Fertilizer Update – February 23, 2021

By: John Ezinga

As your inside planning for the coming year, it might be a good time to make sure your fertilizer needs are covered. There is a case on all three major ingredients for significantly higher prices and/or outright shortages.

Below are some charts you have seen from me over the years to help you decide timing decisions on purchasing your inputs. Note that they have all moved from the green “buy zone” to the neutral or red “caution zone.  With corn, soybeans and wheat all recently setting new highs you can bet the fertilizer manufacturers will want to keep marching prices higher to match. These charts can help you manage your spreads of your inputs and outputs…it is good practice to manage your spreads for long term profitability.

28%  and Urea have been very volatile over the past 6 weeks. We went into year end with good forward contracting at good relationships with corn. Nice job by the farmer to take advantage of that spread.

As we entered January the prices quickly found there legs and marched higher to the tune of around $100 a ton in urea and $60 bucks up on 28%. Currently nitrogen producers are finding more profitability in selling their contracted natural gas into the home heating market.  So as production is shut in for the cold weather spot shortage may hamper demand if spring were to break all at once. We are weeks away from demand in the south and this will test the depth of the N market. If you see price spikes in March it will certainly lead to supply constraints for us in the north come May. US prices are below world values so I would expect prices to remain firm right thru planting on both products. As you can see from the charts below there is still plenty of room to run up prices without getting way out of line compared to past ratios.

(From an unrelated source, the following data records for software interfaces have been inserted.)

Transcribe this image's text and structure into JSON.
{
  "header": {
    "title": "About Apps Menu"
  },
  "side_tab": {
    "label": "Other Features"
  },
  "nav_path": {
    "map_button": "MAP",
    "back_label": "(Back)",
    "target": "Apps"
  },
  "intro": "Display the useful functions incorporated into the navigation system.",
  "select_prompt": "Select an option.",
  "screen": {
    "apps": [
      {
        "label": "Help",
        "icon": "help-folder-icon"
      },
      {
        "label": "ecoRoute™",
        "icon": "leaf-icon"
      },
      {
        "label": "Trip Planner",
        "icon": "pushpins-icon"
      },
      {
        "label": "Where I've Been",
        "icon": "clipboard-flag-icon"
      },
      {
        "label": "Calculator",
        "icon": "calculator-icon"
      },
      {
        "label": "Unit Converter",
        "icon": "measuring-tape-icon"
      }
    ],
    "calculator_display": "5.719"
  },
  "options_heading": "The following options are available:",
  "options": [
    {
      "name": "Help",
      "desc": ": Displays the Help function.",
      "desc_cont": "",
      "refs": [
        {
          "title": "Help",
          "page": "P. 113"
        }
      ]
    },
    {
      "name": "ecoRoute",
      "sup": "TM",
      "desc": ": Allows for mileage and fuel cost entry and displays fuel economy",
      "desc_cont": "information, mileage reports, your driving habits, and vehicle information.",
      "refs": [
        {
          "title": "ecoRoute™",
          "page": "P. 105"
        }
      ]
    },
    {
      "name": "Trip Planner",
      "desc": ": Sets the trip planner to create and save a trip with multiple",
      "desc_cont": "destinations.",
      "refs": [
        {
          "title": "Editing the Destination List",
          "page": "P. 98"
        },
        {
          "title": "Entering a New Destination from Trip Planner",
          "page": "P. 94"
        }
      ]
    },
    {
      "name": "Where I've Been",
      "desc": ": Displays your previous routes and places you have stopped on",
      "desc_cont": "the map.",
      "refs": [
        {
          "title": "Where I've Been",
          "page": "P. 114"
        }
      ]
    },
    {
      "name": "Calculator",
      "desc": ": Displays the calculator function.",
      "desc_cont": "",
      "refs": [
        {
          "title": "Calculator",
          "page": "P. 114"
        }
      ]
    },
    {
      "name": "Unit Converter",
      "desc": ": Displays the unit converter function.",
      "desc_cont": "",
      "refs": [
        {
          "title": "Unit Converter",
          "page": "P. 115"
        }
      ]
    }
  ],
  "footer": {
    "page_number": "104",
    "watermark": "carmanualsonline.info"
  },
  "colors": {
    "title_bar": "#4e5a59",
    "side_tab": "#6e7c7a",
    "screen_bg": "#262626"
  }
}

MAP and 10-34-00
So the story behind this one is simple. Mosaic asked for tariff protection from good old Uncle Sam and of course during an election year he will oblige. Tariffs were passed and we had a record spring/fall usage season and now Mosaic is crying they don’t have production to meet demand (big shocker!!) Prices have screamed higher since mid-December, going from $375 for fall application to well over $600 for spring delivery. The liquid side of the market came late to the party but 10-34-00 has climbed from $325 to $550 in the last 20 days!! Again I urge you to confirm with your supplier on availability of your inputs. I do not see relief for this market and would not be surprised if it rallied a bit more if corn does the same.

The rally in potash started in the summer of 2016 when potash bottomed out around $250 ton. Prices have been steadily moving higher over past 4 years and then caught a real bid this January as end users looked to refill for spring. There have been no supply constraints with potash….it is a marker where supply is controlled to keep new production from coming online. Canadian producers lost track of demand and looked up to see that the barns were all emptied last fall and the logistics to fill them by spring were impossible. So the cure became higher prices to ration demand(go figure)! Whether or not they can refill by spring is still in the air but I expect the perception of shortages has already achieved its objective of higher prices. Nutrien who is the 800 pound gorilla formed when PCS bought Agrium (who owns CPS) raised prices $50 bucks last week and would you guess…Mosaic followed right in their footsteps to match the price increase!(who says there is no competition? LOL) As you can see from chart below there is lots of room yet to the upside in potash and be too far out of line. My guess is they will press this higher every chance they can as long as corn keeps rallying.

I do not expect any major supply issues in the micros and or sulfur products.

If you have not bought your inputs yet you may decide to pull some nutrients from the soil bank or at a minimum only spread removal values. Whichever you decide keep the idea of spreading Pell Gyp in your mind. Getting sulfur and calcium out in a plant available form that also helps utilize existing P and K in your soils is a cost efficient strategy in years where fertilizer prices have got out of hand.  Spreading 200# per acre cost about $22.50 and gets you your needed 34# of actual sulfur and 42# of actual calcium.